(WORK ORDER) Look for the string "index" in the listing below and copy every line in which it appears.

=== Section Start ===

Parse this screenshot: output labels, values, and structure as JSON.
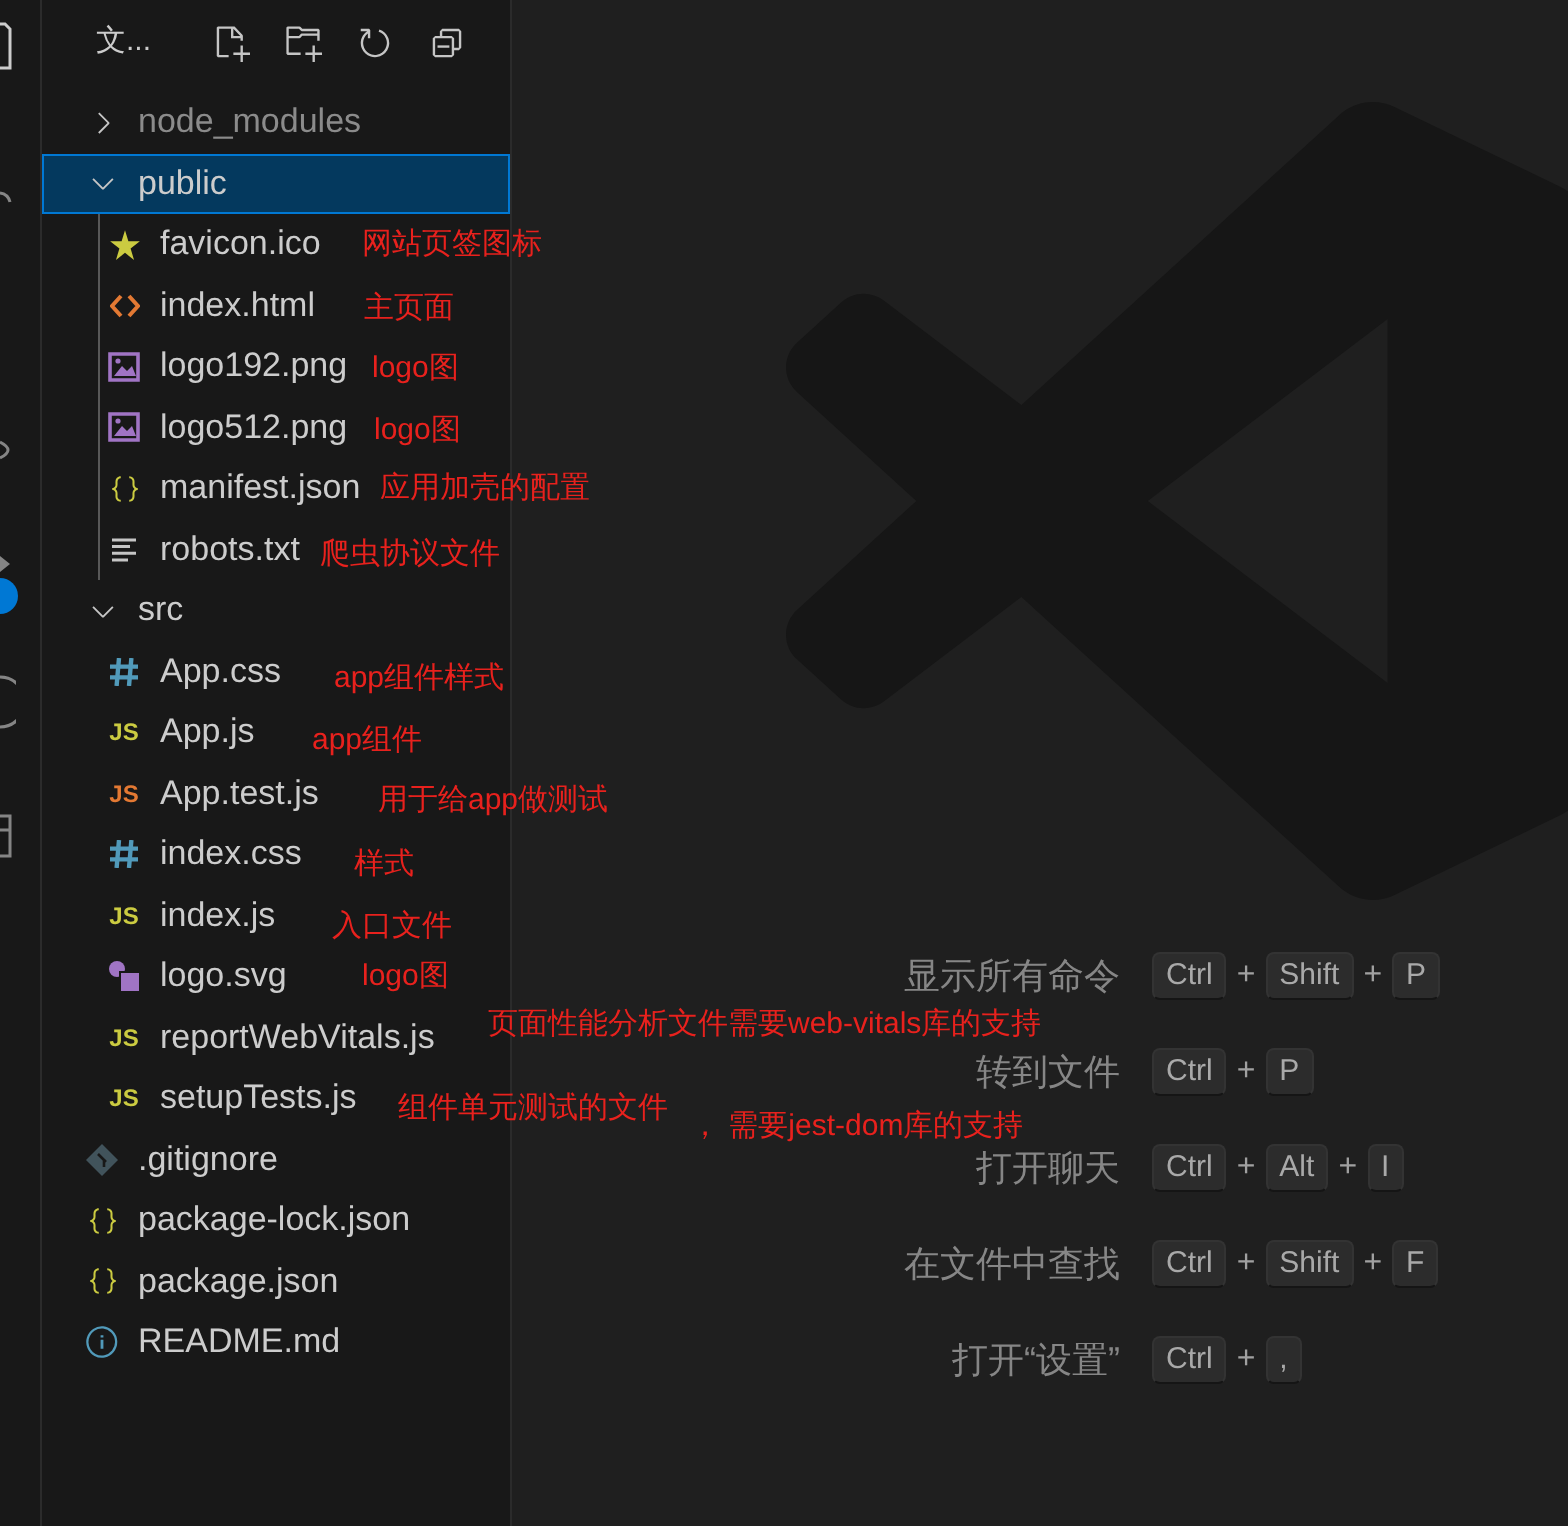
{
  "sidebar": {
    "title": "文...",
    "tree": [
      {
        "name": "node_modules",
        "kind": "folder",
        "expanded": false,
        "selected": false,
        "dimmed": true
      },
      {
        "name": "public",
        "kind": "folder",
        "expanded": true,
        "selected": true,
        "dimmed": false,
        "children": [
          {
            "name": "favicon.ico",
            "kind": "star",
            "selected": false,
            "dimmed": false,
            "notes": [
              "网站页签图标"
            ]
          },
          {
            "name": "index.html",
            "kind": "html",
            "selected": false,
            "dimmed": false,
            "notes": [
              "主页面"
            ]
          },
          {
            "name": "logo192.png",
            "kind": "image",
            "selected": false,
            "dimmed": false,
            "notes": [
              "logo图"
            ]
          },
          {
            "name": "logo512.png",
            "kind": "image",
            "selected": false,
            "dimmed": false,
            "notes": [
              "logo图"
            ]
          },
          {
            "name": "manifest.json",
            "kind": "json",
            "selected": false,
            "dimmed": false,
            "notes": [
              "应用加壳的配置"
            ]
          },
          {
            "name": "robots.txt",
            "kind": "text",
            "selected": false,
            "dimmed": false,
            "notes": [
              "爬虫协议文件"
            ]
          }
        ]
      },
      {
        "name": "src",
        "kind": "folder",
        "expanded": true,
        "selected": false,
        "dimmed": false,
        "children": [
          {
            "name": "App.css",
            "kind": "css",
            "selected": false,
            "dimmed": false,
            "notes": [
              "app组件样式"
            ]
          },
          {
            "name": "App.js",
            "kind": "js",
            "badge": "JS",
            "selected": false,
            "dimmed": false,
            "notes": [
              "app组件"
            ]
          },
          {
            "name": "App.test.js",
            "kind": "test",
            "badge": "JS",
            "selected": false,
            "dimmed": false,
            "notes": [
              "用于给app做测试"
            ]
          },
          {
            "name": "index.css",
            "kind": "css",
            "selected": false,
            "dimmed": false,
            "notes": [
              "样式"
            ]
          },
          {
            "name": "index.js",
            "kind": "js",
            "badge": "JS",
            "selected": false,
            "dimmed": false,
            "notes": [
              "入口文件"
            ]
          },
          {
            "name": "logo.svg",
            "kind": "svg",
            "selected": false,
            "dimmed": false,
            "notes": [
              "logo图"
            ]
          },
          {
            "name": "reportWebVitals.js",
            "kind": "js",
            "badge": "JS",
            "selected": false,
            "dimmed": false,
            "notes": [
              "页面性能分析文件需要web-vitals库的支持"
            ]
          },
          {
            "name": "setupTests.js",
            "kind": "js",
            "badge": "JS",
            "selected": false,
            "dimmed": false,
            "notes": [
              "组件单元测试的文件",
              "， 需要jest-dom库的支持"
            ]
          }
        ]
      },
      {
        "name": ".gitignore",
        "kind": "git",
        "selected": false,
        "dimmed": false
      },
      {
        "name": "package-lock.json",
        "kind": "json",
        "selected": false,
        "dimmed": false
      },
      {
        "name": "package.json",
        "kind": "json",
        "selected": false,
        "dimmed": false
      },
      {
        "name": "README.md",
        "kind": "info",
        "selected": false,
        "dimmed": false
      }
    ]
  },
  "editor": {
    "shortcuts": [
      {
        "label": "显示所有命令",
        "keys": [
          {
            "kind": "key",
            "text": "Ctrl"
          },
          {
            "kind": "plus",
            "text": "+"
          },
          {
            "kind": "key",
            "text": "Shift"
          },
          {
            "kind": "plus",
            "text": "+"
          },
          {
            "kind": "key",
            "text": "P"
          }
        ]
      },
      {
        "label": "转到文件",
        "keys": [
          {
            "kind": "key",
            "text": "Ctrl"
          },
          {
            "kind": "plus",
            "text": "+"
          },
          {
            "kind": "key",
            "text": "P"
          }
        ]
      },
      {
        "label": "打开聊天",
        "keys": [
          {
            "kind": "key",
            "text": "Ctrl"
          },
          {
            "kind": "plus",
            "text": "+"
          },
          {
            "kind": "key",
            "text": "Alt"
          },
          {
            "kind": "plus",
            "text": "+"
          },
          {
            "kind": "key",
            "text": "I"
          }
        ]
      },
      {
        "label": "在文件中查找",
        "keys": [
          {
            "kind": "key",
            "text": "Ctrl"
          },
          {
            "kind": "plus",
            "text": "+"
          },
          {
            "kind": "key",
            "text": "Shift"
          },
          {
            "kind": "plus",
            "text": "+"
          },
          {
            "kind": "key",
            "text": "F"
          }
        ]
      },
      {
        "label": "打开“设置”",
        "keys": [
          {
            "kind": "key",
            "text": "Ctrl"
          },
          {
            "kind": "plus",
            "text": "+"
          },
          {
            "kind": "key",
            "text": ","
          }
        ]
      }
    ]
  }
}
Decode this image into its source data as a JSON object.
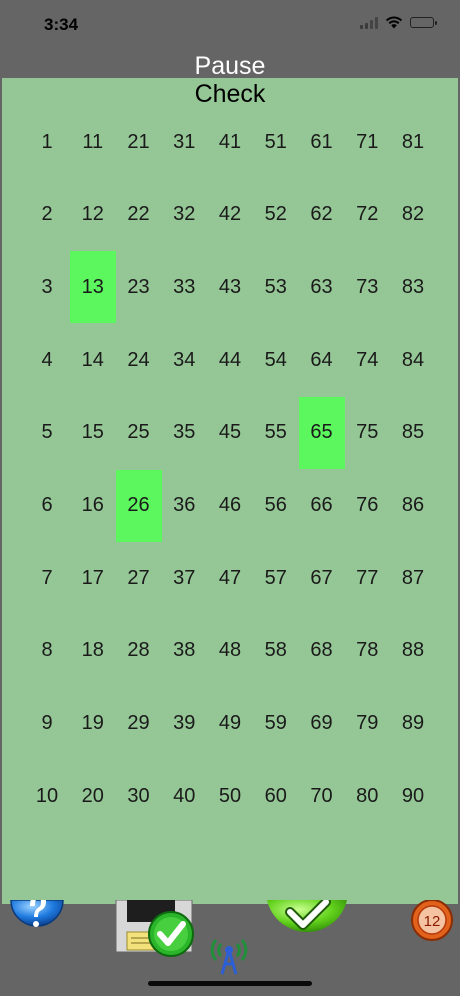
{
  "status": {
    "time": "3:34"
  },
  "header": {
    "pause_label": "Pause",
    "check_label": "Check"
  },
  "grid": {
    "columns": [
      [
        "1",
        "2",
        "3",
        "4",
        "5",
        "6",
        "7",
        "8",
        "9",
        "10"
      ],
      [
        "11",
        "12",
        "13",
        "14",
        "15",
        "16",
        "17",
        "18",
        "19",
        "20"
      ],
      [
        "21",
        "22",
        "23",
        "24",
        "25",
        "26",
        "27",
        "28",
        "29",
        "30"
      ],
      [
        "31",
        "32",
        "33",
        "34",
        "35",
        "36",
        "37",
        "38",
        "39",
        "40"
      ],
      [
        "41",
        "42",
        "43",
        "44",
        "45",
        "46",
        "47",
        "48",
        "49",
        "50"
      ],
      [
        "51",
        "52",
        "53",
        "54",
        "55",
        "56",
        "57",
        "58",
        "59",
        "60"
      ],
      [
        "61",
        "62",
        "63",
        "64",
        "65",
        "66",
        "67",
        "68",
        "69",
        "70"
      ],
      [
        "71",
        "72",
        "73",
        "74",
        "75",
        "76",
        "77",
        "78",
        "79",
        "80"
      ],
      [
        "81",
        "82",
        "83",
        "84",
        "85",
        "86",
        "87",
        "88",
        "89",
        "90"
      ]
    ],
    "highlighted": [
      "13",
      "26",
      "65"
    ]
  },
  "toolbar": {
    "help_icon": "help-question-icon",
    "save_icon": "save-check-icon",
    "broadcast_icon": "broadcast-antenna-icon",
    "check_icon": "big-green-check-icon",
    "timer_icon": "timer-12-icon",
    "timer_value": "12"
  },
  "colors": {
    "board_bg": "#95c796",
    "highlight": "#5cf75e",
    "frame_bg": "#656565"
  }
}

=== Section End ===

(RESULT OF THE EXERCISE)
            "name": "index.html",
            "name": "index.css",
            "name": "index.js",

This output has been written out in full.